(Your instructions) Your answer should be every line below that includes the word "JSON".

(Supplied information)
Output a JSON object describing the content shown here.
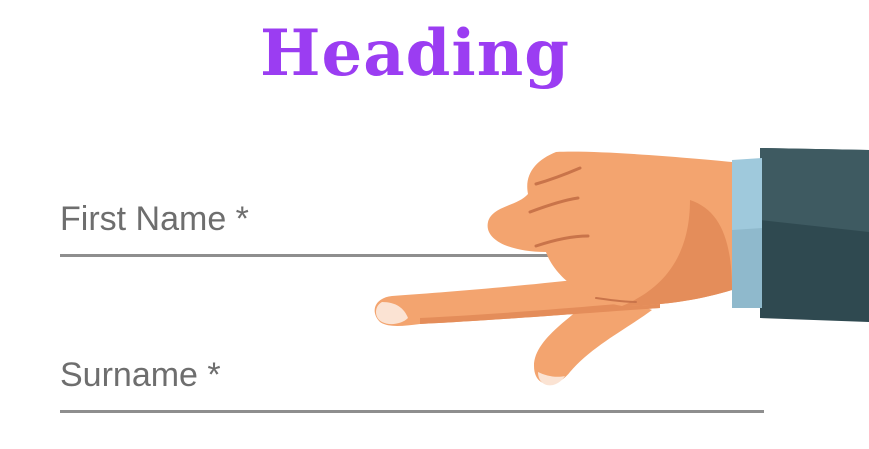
{
  "form": {
    "heading": "Heading",
    "first_name": {
      "label": "First Name *",
      "value": ""
    },
    "surname": {
      "label": "Surname *",
      "value": ""
    }
  },
  "illustration": {
    "icon": "pointing-hand-icon"
  },
  "colors": {
    "heading": "#9b3df2",
    "label": "#6e6e6e",
    "underline": "#8e8e8e",
    "skin": "#f3a46f",
    "skin_shadow": "#e48d5a",
    "cuff": "#9fc9dc",
    "sleeve": "#2f4950"
  }
}
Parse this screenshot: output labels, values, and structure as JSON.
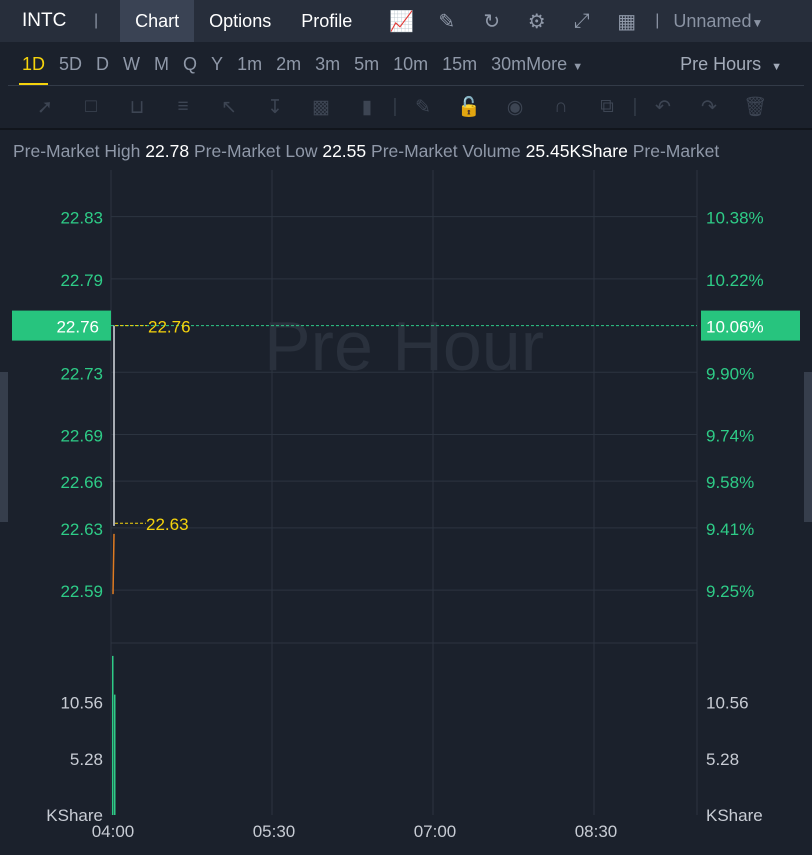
{
  "header": {
    "symbol": "INTC",
    "tabs": [
      "Chart",
      "Options",
      "Profile"
    ],
    "active_tab": "Chart",
    "layout_name": "Unnamed"
  },
  "timeframes": {
    "items": [
      "1D",
      "5D",
      "D",
      "W",
      "M",
      "Q",
      "Y",
      "1m",
      "2m",
      "3m",
      "5m",
      "10m",
      "15m",
      "30m",
      "More"
    ],
    "active": "1D",
    "session": "Pre Hours"
  },
  "info": {
    "high_label": "Pre-Market High",
    "high": "22.78",
    "low_label": "Pre-Market Low",
    "low": "22.55",
    "vol_label": "Pre-Market Volume",
    "vol": "25.45KShare",
    "trail": "Pre-Market"
  },
  "colors": {
    "up": "#2ecc87",
    "accent": "#f5d30c",
    "current": "#27c47e"
  },
  "chart_data": {
    "type": "line",
    "watermark": "Pre Hour",
    "price_ticks": [
      "22.83",
      "22.79",
      "22.73",
      "22.69",
      "22.66",
      "22.63",
      "22.59"
    ],
    "price_tick_values": [
      22.83,
      22.79,
      22.73,
      22.69,
      22.66,
      22.63,
      22.59
    ],
    "pct_ticks": [
      "10.38%",
      "10.22%",
      "9.90%",
      "9.74%",
      "9.58%",
      "9.41%",
      "9.25%"
    ],
    "current_price": "22.76",
    "current_pct": "10.06%",
    "marker_high": "22.76",
    "marker_low": "22.63",
    "ylim": [
      22.556,
      22.86
    ],
    "series": [
      {
        "name": "price",
        "x": [
          "04:00",
          "04:00",
          "04:00"
        ],
        "values": [
          22.59,
          22.63,
          22.76
        ]
      }
    ],
    "volume_ticks": [
      "10.56",
      "5.28"
    ],
    "volume_unit": "KShare",
    "volume_ylim": [
      0,
      16
    ],
    "volume": [
      {
        "x": "04:00",
        "value": 14.8
      },
      {
        "x": "04:01",
        "value": 11.2
      }
    ],
    "x_ticks": [
      "04:00",
      "05:30",
      "07:00",
      "08:30"
    ]
  }
}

(Response box)
Output a JSON object describing the content shown here.
Parse this screenshot: output labels, values, and structure as JSON.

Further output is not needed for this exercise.